WHAT TO DO:
Filter the listing below, keeping only the lines with the word "your".

EXTRACTED RECORDS:

#####

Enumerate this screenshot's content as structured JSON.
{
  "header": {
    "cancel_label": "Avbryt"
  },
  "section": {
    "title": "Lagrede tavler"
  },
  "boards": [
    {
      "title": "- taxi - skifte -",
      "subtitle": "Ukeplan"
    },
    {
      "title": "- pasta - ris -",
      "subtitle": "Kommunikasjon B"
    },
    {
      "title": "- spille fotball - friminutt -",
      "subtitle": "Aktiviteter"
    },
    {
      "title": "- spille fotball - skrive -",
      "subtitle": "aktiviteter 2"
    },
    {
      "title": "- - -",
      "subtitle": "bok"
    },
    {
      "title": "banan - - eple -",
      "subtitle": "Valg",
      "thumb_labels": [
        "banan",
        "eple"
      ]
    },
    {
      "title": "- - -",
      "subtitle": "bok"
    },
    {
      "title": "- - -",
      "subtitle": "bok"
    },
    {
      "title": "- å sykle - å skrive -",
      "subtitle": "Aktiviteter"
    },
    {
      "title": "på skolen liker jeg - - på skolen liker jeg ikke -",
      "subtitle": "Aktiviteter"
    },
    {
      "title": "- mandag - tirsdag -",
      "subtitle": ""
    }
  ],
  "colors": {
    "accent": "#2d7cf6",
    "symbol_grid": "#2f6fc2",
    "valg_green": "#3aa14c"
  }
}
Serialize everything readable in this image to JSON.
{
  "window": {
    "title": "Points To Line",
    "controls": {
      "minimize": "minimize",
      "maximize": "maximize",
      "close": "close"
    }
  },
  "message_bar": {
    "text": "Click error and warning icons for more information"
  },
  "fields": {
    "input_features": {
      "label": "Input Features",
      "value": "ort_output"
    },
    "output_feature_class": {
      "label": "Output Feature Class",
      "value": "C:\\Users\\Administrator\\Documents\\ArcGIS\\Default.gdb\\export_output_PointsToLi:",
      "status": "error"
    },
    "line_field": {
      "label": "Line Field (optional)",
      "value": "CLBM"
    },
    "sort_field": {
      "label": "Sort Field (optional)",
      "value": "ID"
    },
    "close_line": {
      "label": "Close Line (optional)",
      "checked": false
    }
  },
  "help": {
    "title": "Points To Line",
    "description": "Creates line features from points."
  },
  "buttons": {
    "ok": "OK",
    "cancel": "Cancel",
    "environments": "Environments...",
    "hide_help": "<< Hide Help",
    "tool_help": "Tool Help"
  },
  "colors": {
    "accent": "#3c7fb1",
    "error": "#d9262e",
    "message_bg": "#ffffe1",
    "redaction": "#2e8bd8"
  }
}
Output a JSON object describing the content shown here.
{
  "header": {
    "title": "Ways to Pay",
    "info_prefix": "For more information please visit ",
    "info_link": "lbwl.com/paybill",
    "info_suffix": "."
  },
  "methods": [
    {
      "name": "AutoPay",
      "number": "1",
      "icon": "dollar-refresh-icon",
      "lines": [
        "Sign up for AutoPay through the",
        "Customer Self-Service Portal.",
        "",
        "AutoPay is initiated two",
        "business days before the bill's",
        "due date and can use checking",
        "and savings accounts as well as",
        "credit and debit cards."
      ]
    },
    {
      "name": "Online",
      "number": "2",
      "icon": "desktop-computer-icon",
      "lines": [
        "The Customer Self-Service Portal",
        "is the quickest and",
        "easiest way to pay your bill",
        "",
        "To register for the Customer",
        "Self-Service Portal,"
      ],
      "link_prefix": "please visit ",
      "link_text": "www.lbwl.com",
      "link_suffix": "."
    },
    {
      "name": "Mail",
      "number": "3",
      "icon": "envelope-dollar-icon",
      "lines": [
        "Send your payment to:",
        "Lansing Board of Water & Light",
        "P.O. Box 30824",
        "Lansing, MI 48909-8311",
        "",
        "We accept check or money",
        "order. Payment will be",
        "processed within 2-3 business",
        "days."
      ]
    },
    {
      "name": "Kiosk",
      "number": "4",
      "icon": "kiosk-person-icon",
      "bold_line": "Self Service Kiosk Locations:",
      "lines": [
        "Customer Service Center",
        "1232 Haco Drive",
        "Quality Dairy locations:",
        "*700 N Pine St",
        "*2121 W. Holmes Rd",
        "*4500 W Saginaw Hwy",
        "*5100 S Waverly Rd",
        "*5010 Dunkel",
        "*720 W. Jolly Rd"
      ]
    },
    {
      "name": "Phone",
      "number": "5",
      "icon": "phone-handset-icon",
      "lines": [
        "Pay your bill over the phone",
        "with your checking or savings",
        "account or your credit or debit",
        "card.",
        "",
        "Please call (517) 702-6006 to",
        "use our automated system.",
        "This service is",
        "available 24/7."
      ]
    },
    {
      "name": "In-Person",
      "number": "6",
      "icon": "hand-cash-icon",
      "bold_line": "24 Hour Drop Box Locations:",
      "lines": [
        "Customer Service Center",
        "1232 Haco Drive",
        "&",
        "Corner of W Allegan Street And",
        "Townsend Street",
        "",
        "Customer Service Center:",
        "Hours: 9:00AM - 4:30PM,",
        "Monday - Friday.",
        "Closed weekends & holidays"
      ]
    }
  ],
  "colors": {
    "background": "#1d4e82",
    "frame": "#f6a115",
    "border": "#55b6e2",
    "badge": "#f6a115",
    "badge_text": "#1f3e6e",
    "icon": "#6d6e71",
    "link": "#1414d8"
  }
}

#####

ANSWER TO THE PROBLEM:
        "easiest way to pay your bill",
        "Send your payment to:",
        "Pay your bill over the phone",
        "with your checking or savings",
        "account or your credit or debit",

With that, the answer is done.